Pew Research Center President Michael Dimock examines the changes – some profound, some subtle – that the U.S. experienced during Barack Obama’s presidency.
We gathered key facts for this year’s Population Association of America (PAA) meeting.
From trust in government to views of climate change, here are some of Pew Research Center's most memorable findings of the year.
A snapshot of the U.S. in 2065 would show a nation that has 117 million more people than today, with no racial or ethnic majority group taking the place of today’s white majority.
There were a record 41.3 million immigrants living in the U.S. in 2013, making up 13.1% of the nation’s population, a fourfold increase since 1960. These interactive charts explore immigration population trends, from origin to length of time in the U.S., to age and language use.
The nation’s foreign-born population has swelled from 10 million in 1965 to a record 45 million in 2015. By 2065, the U.S. will have a projected 78 million immigrants.

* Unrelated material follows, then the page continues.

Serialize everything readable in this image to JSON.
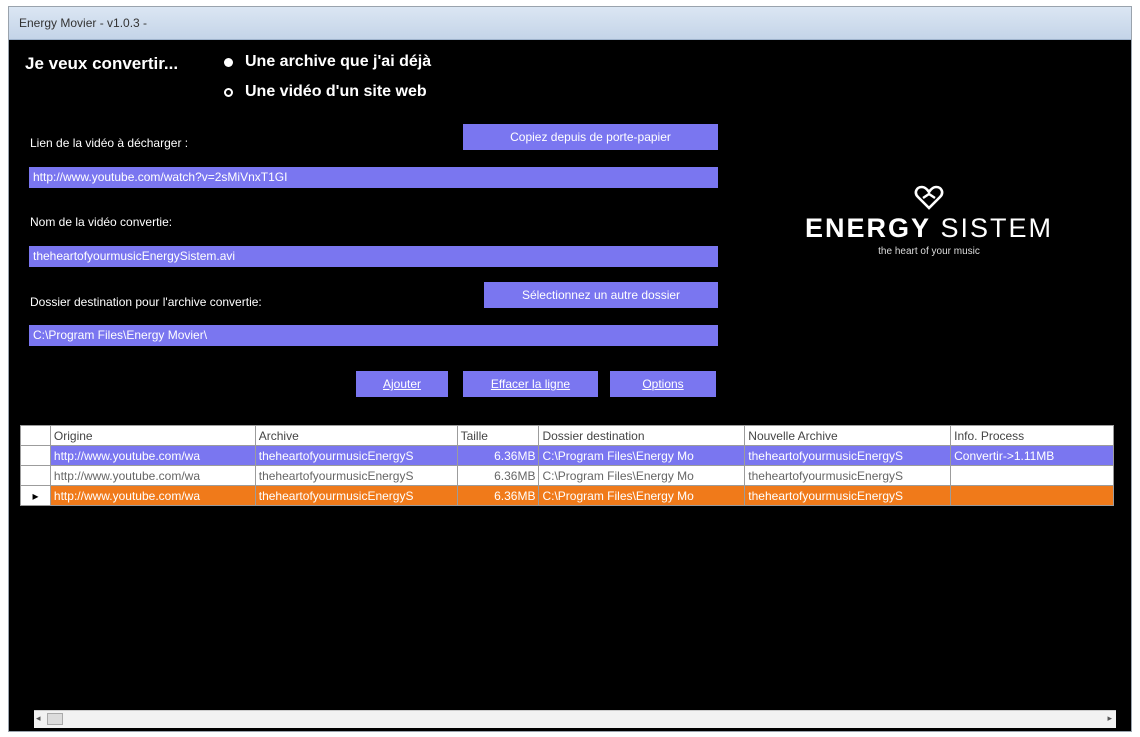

It could be a half-century (or longer) before Hispanics become a majority there, according to scaled-back state population projections.
Meanwhile, foreign-born shares among whites and blacks are expected to rise, according to new Census Bureau projections.
The record number of Latinos who voted this year are the leading edge of an ascendant ethnic voting bloc that is likely to double in size within a generation.
If current trends continue, the population of the United States will rise to 438 million in 2050, from 296 million in 2005, and 82% of the increase will be due to immigrants arriving from 2005 to 2050 and their U.S.-born descendants, according to new projections developed by the Pew Research Center.